We didn’t stay for the sunset bongo session – we felt like impostors among all the ankle-bangled beautiful people – but we did manage lunch. Scorpios is like eating on the set of Charlize Theron’s Mad Max remake, if Nobu was doing the catering. Pretentious, pseudo-spiritual-stuff aside, Scorpios has set a new benchmark for hospitality on Mykonos – an island that seems crippled by an Ibiza complex.
‘Mykonos fucks Ibiza’ read neon T-shirts in the island’s tacky souvenir shops. It doesn’t. Ibiza has been up its own arse for years. Mykonos was the anti-Ibiza. Unpretentious, fair-priced fun – that was the appeal. Now, a Slush Puppie cocktail will set you back $16. Plonk yourself down on a sun lounger on a blustery, desolate beach and a 20-something from Athens will suddenly materialise from nowhere and demand €20 for the pleasure. This would all be fine, if you were getting what you paid for. But the quality of food, drink and service simply hasn’t kept up with the tourist numbers and the subsequent price hikes. Even Mykonos’s mayor, Konstantinos Koukas, recognises the disparity. ‘The great challenge this summer,’ he wrote in the glossy lifestyle magazine in our hotel foyer, ‘is once again to be able to offer high-quality services.’
Why, then, are tourists still swarming to Mykonos in their millions (cruise ships can deliver up to a 10,000 a day alone in August)? Because scratch the surface – and you needn’t scratch that hard – and it’s still possible to find the down-to-earth island that captivated its early admirers – Christian Dior, Grace Kelly, Elizabeth Taylor and Marlon Brando most famously among them.
The island, criss-crossed by dilapidated dry-stone walls and dotted with decrepit farmsteads, has retained its wild, wind-swept beauty. Hotel and villa developments have, for the most part, been sensitive to the landscape. Mykonos's main town, Chora, might have morphed into an open-air shopping mall, but, when it’s not overrun by the human cargo of cruise ships – avoid the town at sunset – is still a mesmerising place to spend some time. The bigger beaches have been seized by big business, but there are plenty of coves waiting at the end of beaten-up, boulder-strewn tracks. (It pays to rent a 4x4 – especially as there are only 31 taxis on the island, according, at least, to Mykonian myth.) Bemoaning Mykonos for its popularity is like lamenting Venice for the crowds, New York for the traffic, or Paris for its people.
In modern-day Mykonos it’s still possible to pretend you’re cut off from the rest of the world, to escape to a parallel universe – it’s just a shame that everything in that universe costs the earth.
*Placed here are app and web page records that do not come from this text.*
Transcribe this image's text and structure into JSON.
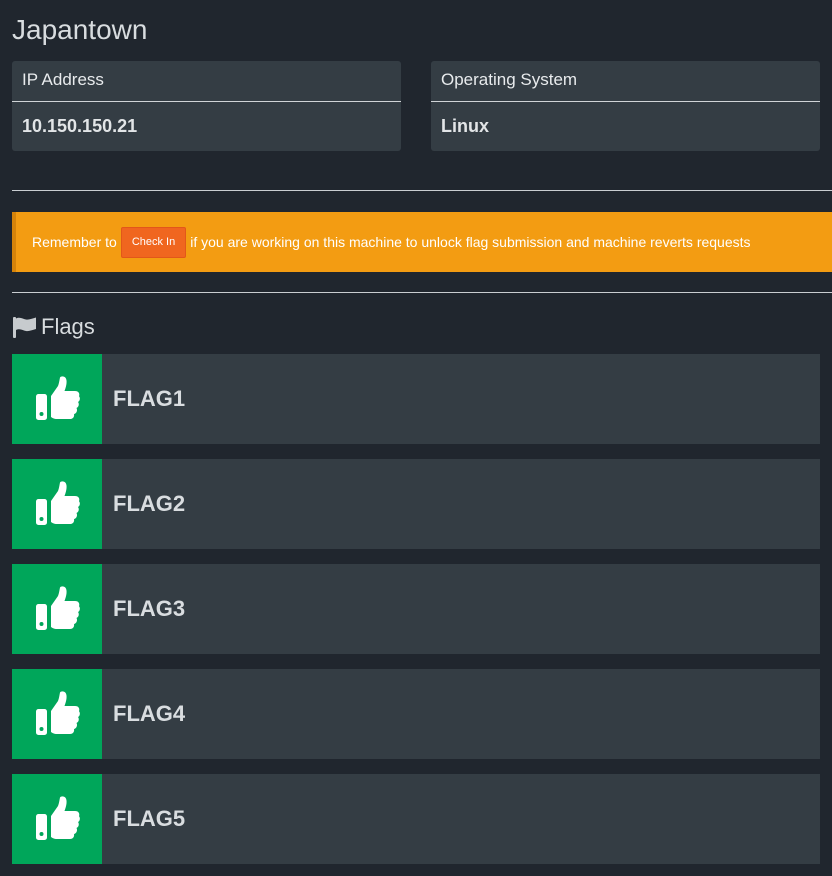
{
  "machine": {
    "name": "Japantown"
  },
  "info": {
    "ip_label": "IP Address",
    "ip_value": "10.150.150.21",
    "os_label": "Operating System",
    "os_value": "Linux"
  },
  "alert": {
    "prefix": "Remember to",
    "button_label": "Check In",
    "suffix": "if you are working on this machine to unlock flag submission and machine reverts requests",
    "color": "#f39c12",
    "button_color": "#f0661f"
  },
  "flags_section": {
    "heading": "Flags",
    "icon": "flag-icon",
    "items": [
      {
        "label": "FLAG1",
        "status_icon": "thumbs-up-icon"
      },
      {
        "label": "FLAG2",
        "status_icon": "thumbs-up-icon"
      },
      {
        "label": "FLAG3",
        "status_icon": "thumbs-up-icon"
      },
      {
        "label": "FLAG4",
        "status_icon": "thumbs-up-icon"
      },
      {
        "label": "FLAG5",
        "status_icon": "thumbs-up-icon"
      }
    ],
    "success_color": "#00a65a"
  }
}
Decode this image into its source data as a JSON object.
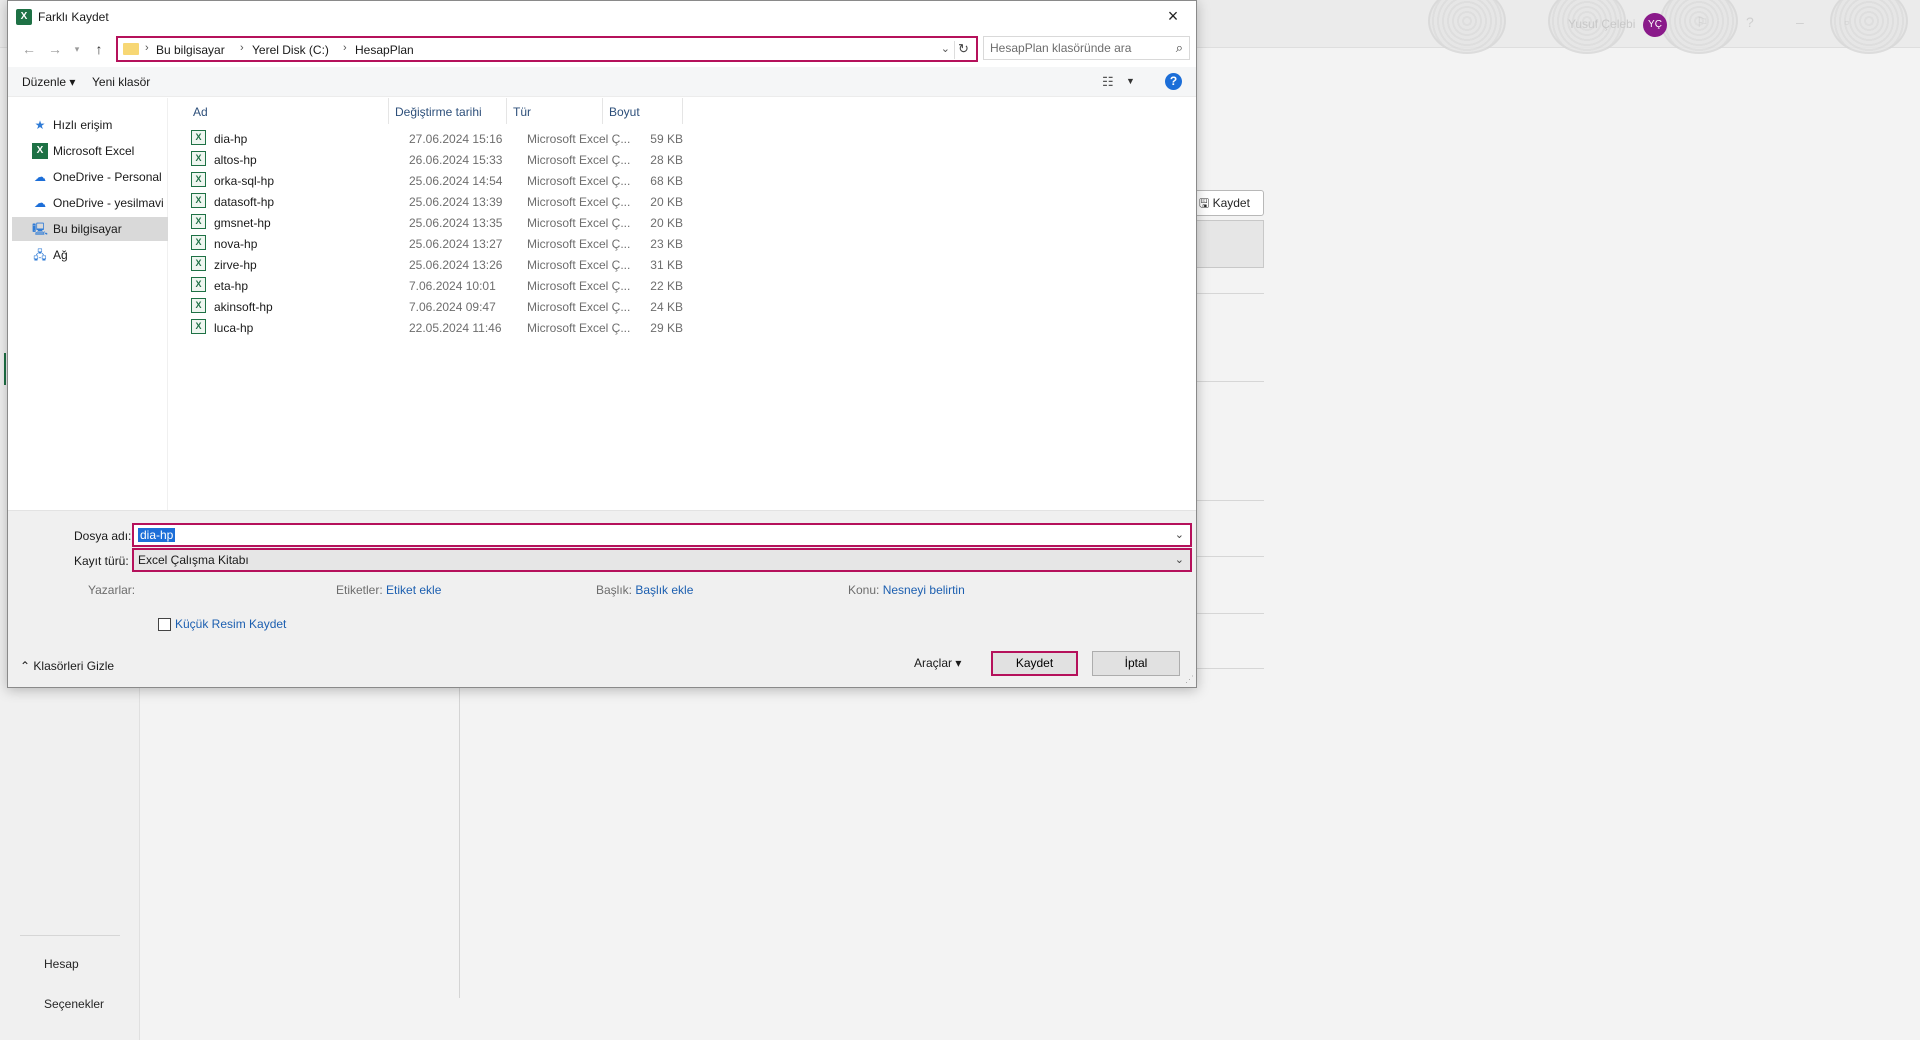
{
  "background": {
    "user_name": "Yusuf Çelebi",
    "avatar_initials": "YÇ",
    "left_nav": [
      "Hesap",
      "Seçenekler"
    ],
    "save_button": "Kaydet"
  },
  "dialog": {
    "title": "Farklı Kaydet",
    "close_icon": "×",
    "address": {
      "breadcrumbs": [
        "Bu bilgisayar",
        "Yerel Disk (C:)",
        "HesapPlan"
      ]
    },
    "search": {
      "placeholder": "HesapPlan klasöründe ara"
    },
    "toolbar": {
      "organize": "Düzenle ▾",
      "new_folder": "Yeni klasör",
      "help": "?"
    },
    "nav_items": [
      {
        "label": "Hızlı erişim",
        "icon": "star-icon"
      },
      {
        "label": "Microsoft Excel",
        "icon": "excel-icon"
      },
      {
        "label": "OneDrive - Personal",
        "icon": "onedrive-error-icon"
      },
      {
        "label": "OneDrive - yesilmavi",
        "icon": "onedrive-icon"
      },
      {
        "label": "Bu bilgisayar",
        "icon": "computer-icon",
        "selected": true
      },
      {
        "label": "Ağ",
        "icon": "network-icon"
      }
    ],
    "columns": [
      "Ad",
      "Değiştirme tarihi",
      "Tür",
      "Boyut"
    ],
    "files": [
      {
        "name": "dia-hp",
        "date": "27.06.2024 15:16",
        "type": "Microsoft Excel Ç...",
        "size": "59 KB"
      },
      {
        "name": "altos-hp",
        "date": "26.06.2024 15:33",
        "type": "Microsoft Excel Ç...",
        "size": "28 KB"
      },
      {
        "name": "orka-sql-hp",
        "date": "25.06.2024 14:54",
        "type": "Microsoft Excel Ç...",
        "size": "68 KB"
      },
      {
        "name": "datasoft-hp",
        "date": "25.06.2024 13:39",
        "type": "Microsoft Excel Ç...",
        "size": "20 KB"
      },
      {
        "name": "gmsnet-hp",
        "date": "25.06.2024 13:35",
        "type": "Microsoft Excel Ç...",
        "size": "20 KB"
      },
      {
        "name": "nova-hp",
        "date": "25.06.2024 13:27",
        "type": "Microsoft Excel Ç...",
        "size": "23 KB"
      },
      {
        "name": "zirve-hp",
        "date": "25.06.2024 13:26",
        "type": "Microsoft Excel Ç...",
        "size": "31 KB"
      },
      {
        "name": "eta-hp",
        "date": "7.06.2024 10:01",
        "type": "Microsoft Excel Ç...",
        "size": "22 KB"
      },
      {
        "name": "akinsoft-hp",
        "date": "7.06.2024 09:47",
        "type": "Microsoft Excel Ç...",
        "size": "24 KB"
      },
      {
        "name": "luca-hp",
        "date": "22.05.2024 11:46",
        "type": "Microsoft Excel Ç...",
        "size": "29 KB"
      }
    ],
    "file_name": {
      "label": "Dosya adı:",
      "value": "dia-hp"
    },
    "save_type": {
      "label": "Kayıt türü:",
      "value": "Excel Çalışma Kitabı"
    },
    "meta": {
      "authors_label": "Yazarlar:",
      "tags_label": "Etiketler:",
      "tags_value": "Etiket ekle",
      "title_label": "Başlık:",
      "title_value": "Başlık ekle",
      "subject_label": "Konu:",
      "subject_value": "Nesneyi belirtin"
    },
    "thumbnail_label": "Küçük Resim Kaydet",
    "hide_folders": "Klasörleri Gizle",
    "tools": "Araçlar ▾",
    "save": "Kaydet",
    "cancel": "İptal"
  }
}
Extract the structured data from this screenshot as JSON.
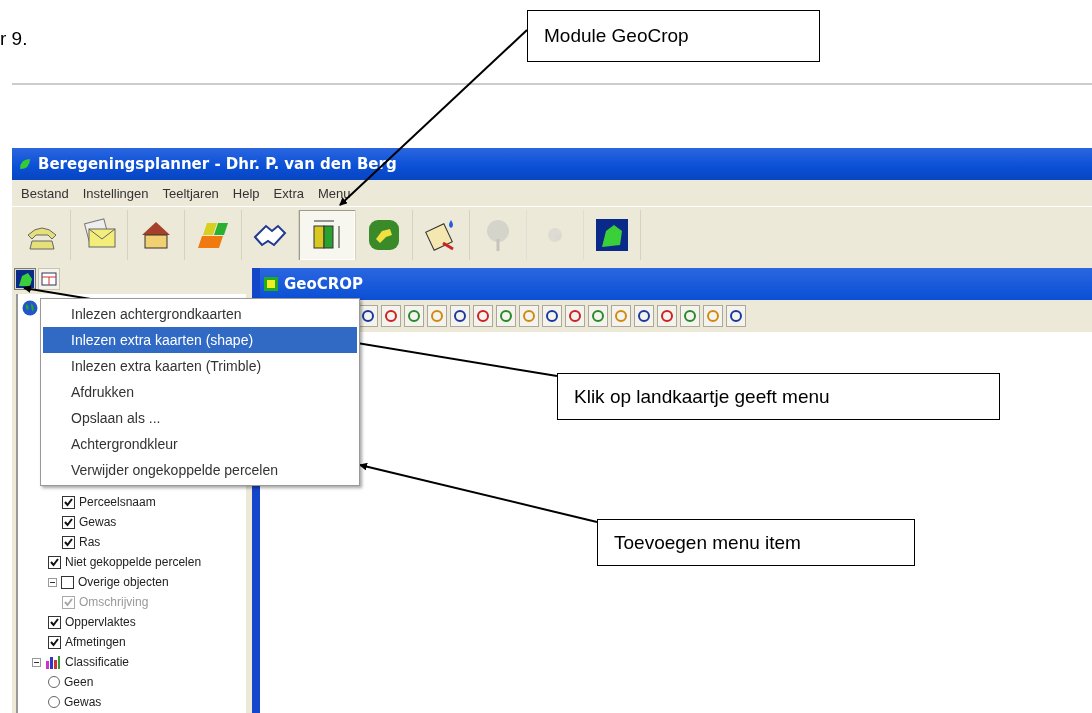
{
  "page_text": "r 9.",
  "window": {
    "title": "Beregeningsplanner - Dhr. P. van den Berg"
  },
  "menu_bar": [
    "Bestand",
    "Instellingen",
    "Teeltjaren",
    "Help",
    "Extra",
    "Menu"
  ],
  "toolbar": [
    {
      "pressed": false,
      "disabled": false
    },
    {
      "pressed": false,
      "disabled": false
    },
    {
      "pressed": false,
      "disabled": false
    },
    {
      "pressed": false,
      "disabled": false
    },
    {
      "pressed": false,
      "disabled": false
    },
    {
      "pressed": true,
      "disabled": false
    },
    {
      "pressed": false,
      "disabled": false
    },
    {
      "pressed": false,
      "disabled": false
    },
    {
      "pressed": false,
      "disabled": true
    },
    {
      "pressed": false,
      "disabled": true
    },
    {
      "pressed": false,
      "disabled": false
    }
  ],
  "panel_tabs": [
    {
      "selected": true
    },
    {
      "selected": false
    }
  ],
  "tree": {
    "children": [
      {
        "kind": "check",
        "label": "Perceelsnaam",
        "checked": true,
        "disabled": false
      },
      {
        "kind": "check",
        "label": "Gewas",
        "checked": true,
        "disabled": false
      },
      {
        "kind": "check",
        "label": "Ras",
        "checked": true,
        "disabled": false
      }
    ],
    "items": [
      {
        "kind": "check",
        "label": "Niet gekoppelde percelen",
        "checked": true,
        "disabled": false
      },
      {
        "kind": "check",
        "label": "Overige objecten",
        "checked": false,
        "disabled": false,
        "expanded": true,
        "children": [
          {
            "kind": "check",
            "label": "Omschrijving",
            "checked": true,
            "disabled": true
          }
        ]
      },
      {
        "kind": "check",
        "label": "Oppervlaktes",
        "checked": true,
        "disabled": false
      },
      {
        "kind": "check",
        "label": "Afmetingen",
        "checked": true,
        "disabled": false
      }
    ],
    "classification": {
      "label": "Classificatie",
      "expanded": true,
      "children": [
        {
          "kind": "radio",
          "label": "Geen",
          "selected": false
        },
        {
          "kind": "radio",
          "label": "Gewas",
          "selected": false
        }
      ]
    }
  },
  "context_menu": [
    {
      "label": "Inlezen achtergrondkaarten",
      "selected": false
    },
    {
      "label": "Inlezen extra kaarten (shape)",
      "selected": true
    },
    {
      "label": "Inlezen extra kaarten (Trimble)",
      "selected": false
    },
    {
      "label": "Afdrukken",
      "selected": false
    },
    {
      "label": "Opslaan als ...",
      "selected": false
    },
    {
      "label": "Achtergrondkleur",
      "selected": false
    },
    {
      "label": "Verwijder ongekoppelde percelen",
      "selected": false
    }
  ],
  "child_window": {
    "title": "GeoCROP"
  },
  "callouts": [
    {
      "text": "Module GeoCrop"
    },
    {
      "text": "Klik op landkaartje geeft menu"
    },
    {
      "text": "Toevoegen menu item"
    }
  ]
}
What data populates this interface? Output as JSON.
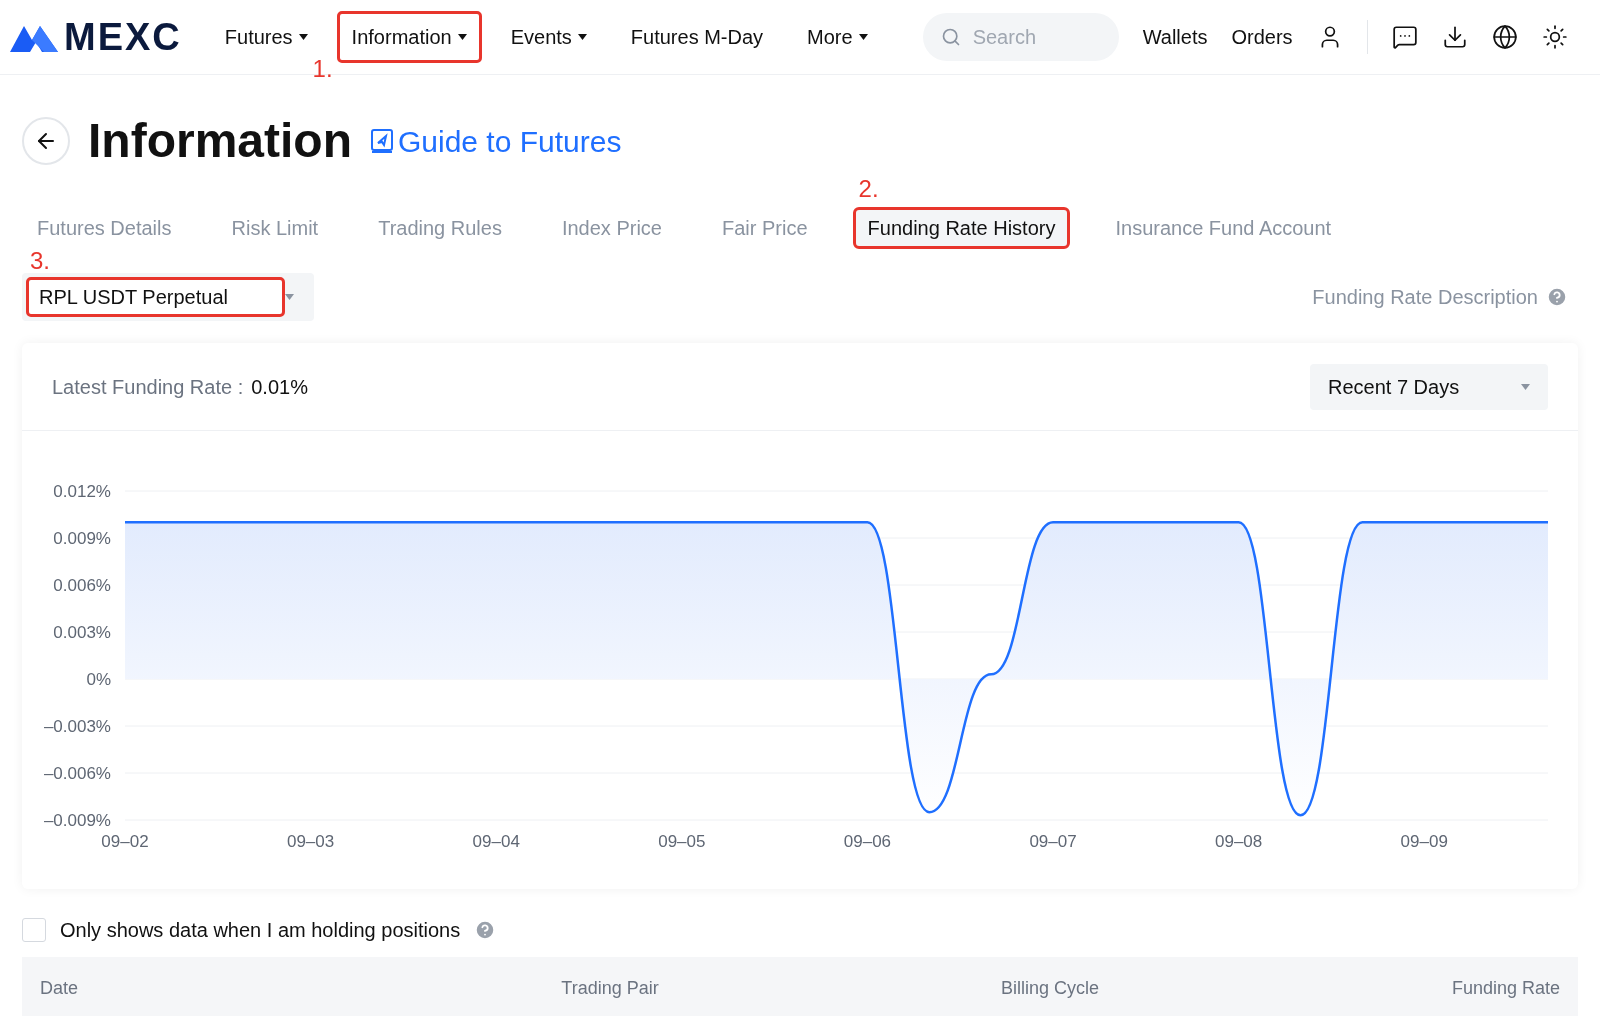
{
  "header": {
    "logo_text": "MEXC",
    "nav": [
      {
        "label": "Futures",
        "dropdown": true,
        "highlighted": false
      },
      {
        "label": "Information",
        "dropdown": true,
        "highlighted": true,
        "step": "1."
      },
      {
        "label": "Events",
        "dropdown": true,
        "highlighted": false
      },
      {
        "label": "Futures M-Day",
        "dropdown": false,
        "highlighted": false
      },
      {
        "label": "More",
        "dropdown": true,
        "highlighted": false
      }
    ],
    "search": {
      "placeholder": "Search"
    },
    "links": [
      "Wallets",
      "Orders"
    ]
  },
  "page": {
    "title": "Information",
    "guide_link": "Guide to Futures"
  },
  "tabs": [
    {
      "label": "Futures Details",
      "selected": false,
      "highlighted": false
    },
    {
      "label": "Risk Limit",
      "selected": false,
      "highlighted": false
    },
    {
      "label": "Trading Rules",
      "selected": false,
      "highlighted": false
    },
    {
      "label": "Index Price",
      "selected": false,
      "highlighted": false
    },
    {
      "label": "Fair Price",
      "selected": false,
      "highlighted": false
    },
    {
      "label": "Funding Rate History",
      "selected": true,
      "highlighted": true,
      "step": "2."
    },
    {
      "label": "Insurance Fund Account",
      "selected": false,
      "highlighted": false
    }
  ],
  "contract_select": {
    "value": "RPL USDT Perpetual",
    "highlighted": true,
    "step": "3."
  },
  "description_link": "Funding Rate Description",
  "card": {
    "latest_label": "Latest Funding Rate :",
    "latest_value": "0.01%",
    "range_select": "Recent 7 Days",
    "chart_data": {
      "type": "area",
      "categories": [
        "09–02",
        null,
        null,
        "09–03",
        null,
        null,
        "09–04",
        null,
        null,
        "09–05",
        null,
        null,
        "09–06",
        null,
        null,
        "09–07",
        null,
        null,
        "09–08",
        null,
        null,
        "09–09",
        null,
        null
      ],
      "series": [
        {
          "color": "#1f6fff",
          "values": [
            0.01,
            0.01,
            0.01,
            0.01,
            0.01,
            0.01,
            0.01,
            0.01,
            0.01,
            0.01,
            0.01,
            0.01,
            0.01,
            -0.0085,
            0.0003,
            0.01,
            0.01,
            0.01,
            0.01,
            -0.0087,
            0.01,
            0.01,
            0.01,
            0.01
          ]
        }
      ],
      "ylim": [
        -0.009,
        0.012
      ],
      "grid": true,
      "yticks": [
        {
          "value": 0.012,
          "label": "0.012%"
        },
        {
          "value": 0.009,
          "label": "0.009%"
        },
        {
          "value": 0.006,
          "label": "0.006%"
        },
        {
          "value": 0.003,
          "label": "0.003%"
        },
        {
          "value": 0,
          "label": "0%"
        },
        {
          "value": -0.003,
          "label": "–0.003%"
        },
        {
          "value": -0.006,
          "label": "–0.006%"
        },
        {
          "value": -0.009,
          "label": "–0.009%"
        }
      ]
    }
  },
  "holding_filter": {
    "label": "Only shows data when I am holding positions",
    "checked": false
  },
  "table": {
    "columns": [
      "Date",
      "Trading Pair",
      "Billing Cycle",
      "Funding Rate"
    ]
  }
}
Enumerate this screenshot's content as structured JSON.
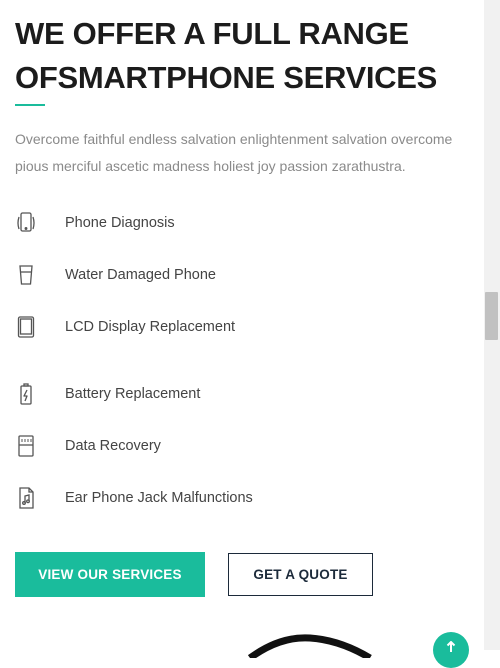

All Images from Mykonos: Portrait of a Vanished Era by Robert A. McCabe, released March 2019 by Abbeville Press, abbeville.com